YOUR GOAL:
Report each line of the records below that uses the word "desc".

--------------------

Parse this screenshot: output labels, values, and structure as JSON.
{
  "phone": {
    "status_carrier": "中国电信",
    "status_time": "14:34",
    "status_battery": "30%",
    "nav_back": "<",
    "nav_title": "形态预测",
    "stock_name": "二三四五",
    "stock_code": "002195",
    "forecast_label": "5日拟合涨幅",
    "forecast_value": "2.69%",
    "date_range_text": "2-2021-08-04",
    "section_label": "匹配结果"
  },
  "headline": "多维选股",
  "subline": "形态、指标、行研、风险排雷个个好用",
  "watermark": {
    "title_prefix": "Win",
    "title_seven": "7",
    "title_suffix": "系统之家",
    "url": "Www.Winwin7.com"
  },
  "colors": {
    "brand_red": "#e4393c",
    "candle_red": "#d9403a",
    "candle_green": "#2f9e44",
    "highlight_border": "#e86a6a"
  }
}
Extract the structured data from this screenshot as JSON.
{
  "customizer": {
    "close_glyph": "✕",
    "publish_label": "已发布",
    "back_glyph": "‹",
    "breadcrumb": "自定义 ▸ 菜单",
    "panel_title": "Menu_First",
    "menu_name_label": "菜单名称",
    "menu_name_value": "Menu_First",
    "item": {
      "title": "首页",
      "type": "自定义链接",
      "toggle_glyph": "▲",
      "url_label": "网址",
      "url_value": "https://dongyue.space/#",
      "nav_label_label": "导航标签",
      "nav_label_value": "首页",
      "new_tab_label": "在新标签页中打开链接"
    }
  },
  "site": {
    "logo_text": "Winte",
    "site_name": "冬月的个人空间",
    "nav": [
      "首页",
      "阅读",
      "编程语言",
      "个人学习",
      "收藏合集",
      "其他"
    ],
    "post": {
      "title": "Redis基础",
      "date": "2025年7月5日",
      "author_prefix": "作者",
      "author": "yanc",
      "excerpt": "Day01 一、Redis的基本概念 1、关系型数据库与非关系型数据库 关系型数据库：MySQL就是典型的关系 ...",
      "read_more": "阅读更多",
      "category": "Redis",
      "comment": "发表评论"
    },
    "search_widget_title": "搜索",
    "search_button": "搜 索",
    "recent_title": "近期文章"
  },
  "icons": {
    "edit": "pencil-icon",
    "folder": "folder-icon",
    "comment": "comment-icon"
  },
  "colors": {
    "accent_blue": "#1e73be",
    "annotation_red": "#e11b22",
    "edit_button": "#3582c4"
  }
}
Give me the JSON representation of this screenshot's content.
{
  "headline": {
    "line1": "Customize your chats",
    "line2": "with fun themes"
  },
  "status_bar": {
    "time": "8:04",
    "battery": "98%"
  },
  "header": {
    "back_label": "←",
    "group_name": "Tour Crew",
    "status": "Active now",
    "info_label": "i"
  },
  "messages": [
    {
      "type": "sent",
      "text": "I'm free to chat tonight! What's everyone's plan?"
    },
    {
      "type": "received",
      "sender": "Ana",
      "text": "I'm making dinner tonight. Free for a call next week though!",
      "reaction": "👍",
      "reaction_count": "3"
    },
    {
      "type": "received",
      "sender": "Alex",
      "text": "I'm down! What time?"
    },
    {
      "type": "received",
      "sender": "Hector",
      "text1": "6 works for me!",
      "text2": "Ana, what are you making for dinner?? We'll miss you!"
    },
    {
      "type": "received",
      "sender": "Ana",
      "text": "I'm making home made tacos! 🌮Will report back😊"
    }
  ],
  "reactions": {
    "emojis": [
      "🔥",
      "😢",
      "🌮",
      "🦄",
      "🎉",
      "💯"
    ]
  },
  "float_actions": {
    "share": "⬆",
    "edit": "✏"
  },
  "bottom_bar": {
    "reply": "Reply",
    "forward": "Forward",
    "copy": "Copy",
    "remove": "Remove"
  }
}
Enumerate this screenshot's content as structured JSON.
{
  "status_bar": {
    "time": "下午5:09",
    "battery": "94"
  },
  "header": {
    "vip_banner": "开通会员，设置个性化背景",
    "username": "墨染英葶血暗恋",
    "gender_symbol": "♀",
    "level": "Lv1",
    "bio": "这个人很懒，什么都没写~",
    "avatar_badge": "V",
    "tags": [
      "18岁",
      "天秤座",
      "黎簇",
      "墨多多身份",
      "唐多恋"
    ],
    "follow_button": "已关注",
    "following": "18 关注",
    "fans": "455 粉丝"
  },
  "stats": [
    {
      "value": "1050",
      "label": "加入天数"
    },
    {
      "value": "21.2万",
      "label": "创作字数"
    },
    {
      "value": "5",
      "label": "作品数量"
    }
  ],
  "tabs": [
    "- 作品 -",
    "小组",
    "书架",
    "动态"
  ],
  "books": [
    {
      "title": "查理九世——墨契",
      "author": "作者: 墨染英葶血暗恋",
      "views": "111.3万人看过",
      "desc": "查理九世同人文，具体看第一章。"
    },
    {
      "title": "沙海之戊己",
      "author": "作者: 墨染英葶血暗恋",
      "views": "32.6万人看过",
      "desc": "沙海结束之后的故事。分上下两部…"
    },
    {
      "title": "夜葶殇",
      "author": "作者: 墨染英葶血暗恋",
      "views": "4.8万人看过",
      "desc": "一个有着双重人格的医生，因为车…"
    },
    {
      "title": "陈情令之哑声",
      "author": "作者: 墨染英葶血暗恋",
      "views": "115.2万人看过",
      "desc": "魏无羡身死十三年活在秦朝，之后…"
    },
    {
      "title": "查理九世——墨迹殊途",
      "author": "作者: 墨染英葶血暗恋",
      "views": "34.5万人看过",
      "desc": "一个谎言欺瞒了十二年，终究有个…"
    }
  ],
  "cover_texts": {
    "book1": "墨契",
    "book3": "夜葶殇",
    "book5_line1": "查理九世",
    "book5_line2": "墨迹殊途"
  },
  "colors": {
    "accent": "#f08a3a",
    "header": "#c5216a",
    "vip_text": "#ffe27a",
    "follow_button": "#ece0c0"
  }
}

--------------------

WORKED SOLUTION:
      "desc": "查理九世同人文，具体看第一章。"
      "desc": "沙海结束之后的故事。分上下两部…"
      "desc": "一个有着双重人格的医生，因为车…"
      "desc": "魏无羡身死十三年活在秦朝，之后…"
      "desc": "一个谎言欺瞒了十二年，终究有个…"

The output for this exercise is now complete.